I’m optimistic about that. The American Chemical Society, CAS’s parent organization, participated in our advisory group meeting in December and that group will meet again later this year. This gives us a way to ensure the chemical information organizations are informed about what we’re doing and they can express any concerns. I hope that now that the communication channels are open, we can address those concerns.
Some users have pointed out errors in PubChem on the CHMINF-L discussion group, are those being rectified?
The errors concerned were to do with the name to structure association and were actually present in the information that was deposited by an external organisation.
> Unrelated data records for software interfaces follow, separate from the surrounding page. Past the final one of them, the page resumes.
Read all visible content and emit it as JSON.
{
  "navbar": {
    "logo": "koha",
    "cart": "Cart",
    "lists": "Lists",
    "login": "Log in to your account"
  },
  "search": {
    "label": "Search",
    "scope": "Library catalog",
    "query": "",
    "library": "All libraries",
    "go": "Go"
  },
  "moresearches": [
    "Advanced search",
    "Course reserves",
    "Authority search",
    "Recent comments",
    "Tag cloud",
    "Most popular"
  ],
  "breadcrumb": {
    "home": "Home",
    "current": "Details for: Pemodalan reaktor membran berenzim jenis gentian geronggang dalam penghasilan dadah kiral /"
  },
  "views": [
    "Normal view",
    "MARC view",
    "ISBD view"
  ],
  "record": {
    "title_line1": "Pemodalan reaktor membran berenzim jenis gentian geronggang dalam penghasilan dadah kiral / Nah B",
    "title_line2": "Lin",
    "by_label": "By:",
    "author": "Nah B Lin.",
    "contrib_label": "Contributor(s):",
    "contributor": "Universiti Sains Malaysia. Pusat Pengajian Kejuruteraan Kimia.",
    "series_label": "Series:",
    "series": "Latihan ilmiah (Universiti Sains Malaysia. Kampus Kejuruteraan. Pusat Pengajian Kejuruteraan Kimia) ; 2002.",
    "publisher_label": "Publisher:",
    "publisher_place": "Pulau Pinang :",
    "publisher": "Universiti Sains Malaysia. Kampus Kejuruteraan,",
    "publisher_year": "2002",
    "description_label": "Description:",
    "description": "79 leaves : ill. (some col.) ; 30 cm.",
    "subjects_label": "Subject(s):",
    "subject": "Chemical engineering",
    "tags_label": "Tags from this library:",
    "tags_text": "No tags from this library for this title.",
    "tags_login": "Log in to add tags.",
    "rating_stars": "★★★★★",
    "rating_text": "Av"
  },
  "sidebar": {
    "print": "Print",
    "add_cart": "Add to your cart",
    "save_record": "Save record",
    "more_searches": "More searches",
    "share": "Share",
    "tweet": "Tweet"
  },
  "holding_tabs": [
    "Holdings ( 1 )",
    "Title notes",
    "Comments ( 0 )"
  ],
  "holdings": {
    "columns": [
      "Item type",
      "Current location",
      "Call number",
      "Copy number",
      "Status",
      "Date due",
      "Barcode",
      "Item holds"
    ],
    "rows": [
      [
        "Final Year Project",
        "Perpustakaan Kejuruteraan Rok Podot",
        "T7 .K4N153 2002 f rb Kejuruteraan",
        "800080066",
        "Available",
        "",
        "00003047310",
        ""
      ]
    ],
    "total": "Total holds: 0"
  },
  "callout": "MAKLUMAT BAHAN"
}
In the particular example cited, structures were deposited from a crystal structure repository source where precise structural information for the non-polymeric ligands and co-factors is not necessarily stored. Specifically, there are no hydrogens and no bond orders for those molecules, so the error in question arose because the compound was named as an aldehyde but the structure our automated process identified was the corresponding alcohol – the only difference described in the crystallography data was a bond length.
How might such errors be avoided?
Well, we don’t have a staff of curators, we’d have to be CAS to begin checking the eight million records coming in, so those kinds of errors can go through and it’s just part of the nature of an open deposition system. There are errors in other databanks and that is just part of the science, the science of determining these things just cannot be 100%. We cannot be perfect in these name-structure connections; for that and other reasons, for example, if you look up acetol you will find the trivial name hydroxyacetone, but you will also find aspirin, because Acetol is one of the brand names for aspirin in some countries. So, you ask which is the right name, and you find even the chemists cannot agree.
Perhaps a Wikipedia approach could be used to help curate PubChem?
We have a mechanism in place called Linkout, so that anyone can tie a PubChem record to a particular website and these can be batch submitted. This TPA (third-party annotation) approach might offer a way for other opinions or additional information to be provided. A practical approach to the name-structure issue might involve adding search filters that allow a user to see names specific to particular sources, for instance, knowing that a particular depositor uses a specific name to refer to a particular compound. This might give us a practical way to take information from different depositors where trivial or non-standard chemical names are involved.